▶ PROMPT: Filter the records below down to lines containing "placeholder".

──────────────────────────────

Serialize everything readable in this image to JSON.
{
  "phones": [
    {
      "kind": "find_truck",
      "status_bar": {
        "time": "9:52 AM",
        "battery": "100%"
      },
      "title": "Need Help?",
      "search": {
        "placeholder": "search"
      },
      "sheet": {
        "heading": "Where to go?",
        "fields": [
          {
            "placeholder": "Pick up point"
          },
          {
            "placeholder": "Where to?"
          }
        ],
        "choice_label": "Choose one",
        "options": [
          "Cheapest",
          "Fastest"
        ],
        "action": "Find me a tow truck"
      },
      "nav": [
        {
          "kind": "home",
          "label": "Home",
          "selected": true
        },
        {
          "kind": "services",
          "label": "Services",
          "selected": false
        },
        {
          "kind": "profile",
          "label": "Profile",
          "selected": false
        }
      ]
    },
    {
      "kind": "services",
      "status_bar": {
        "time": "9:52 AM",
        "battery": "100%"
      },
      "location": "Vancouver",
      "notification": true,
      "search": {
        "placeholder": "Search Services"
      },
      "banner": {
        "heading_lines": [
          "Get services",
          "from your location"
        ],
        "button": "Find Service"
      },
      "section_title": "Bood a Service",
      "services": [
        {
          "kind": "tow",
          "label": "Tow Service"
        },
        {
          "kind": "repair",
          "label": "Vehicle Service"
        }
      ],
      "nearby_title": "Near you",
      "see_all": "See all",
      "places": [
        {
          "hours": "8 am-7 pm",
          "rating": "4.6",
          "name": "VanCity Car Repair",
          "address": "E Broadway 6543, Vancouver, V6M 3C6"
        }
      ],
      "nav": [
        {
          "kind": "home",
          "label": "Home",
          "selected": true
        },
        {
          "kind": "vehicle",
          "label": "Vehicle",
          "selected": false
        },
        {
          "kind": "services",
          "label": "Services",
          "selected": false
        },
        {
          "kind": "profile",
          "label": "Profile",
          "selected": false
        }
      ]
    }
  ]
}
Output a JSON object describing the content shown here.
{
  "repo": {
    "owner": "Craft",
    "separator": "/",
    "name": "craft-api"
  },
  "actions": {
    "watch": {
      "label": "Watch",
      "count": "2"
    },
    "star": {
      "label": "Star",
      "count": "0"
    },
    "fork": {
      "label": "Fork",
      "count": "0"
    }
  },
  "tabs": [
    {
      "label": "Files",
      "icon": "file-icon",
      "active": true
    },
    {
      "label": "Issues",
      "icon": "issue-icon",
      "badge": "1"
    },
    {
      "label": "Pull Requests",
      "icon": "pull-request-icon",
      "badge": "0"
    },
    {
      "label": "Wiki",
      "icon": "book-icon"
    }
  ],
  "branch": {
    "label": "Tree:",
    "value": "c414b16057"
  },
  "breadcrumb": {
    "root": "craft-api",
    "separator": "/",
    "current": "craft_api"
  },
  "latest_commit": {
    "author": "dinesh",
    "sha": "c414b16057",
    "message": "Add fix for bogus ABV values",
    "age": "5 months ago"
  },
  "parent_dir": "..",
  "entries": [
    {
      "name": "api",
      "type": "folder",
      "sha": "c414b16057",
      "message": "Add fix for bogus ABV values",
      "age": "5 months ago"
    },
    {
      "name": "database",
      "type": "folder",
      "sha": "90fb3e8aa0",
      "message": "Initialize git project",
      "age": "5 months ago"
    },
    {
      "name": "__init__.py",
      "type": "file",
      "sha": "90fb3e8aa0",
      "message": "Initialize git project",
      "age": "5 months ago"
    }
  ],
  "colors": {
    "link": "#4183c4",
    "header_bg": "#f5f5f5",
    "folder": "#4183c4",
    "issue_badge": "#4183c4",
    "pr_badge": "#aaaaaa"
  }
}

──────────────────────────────

▶ EXERCISE RESPONSE:
        "placeholder": "search"
            "placeholder": "Pick up point"
            "placeholder": "Where to?"
        "placeholder": "Search Services"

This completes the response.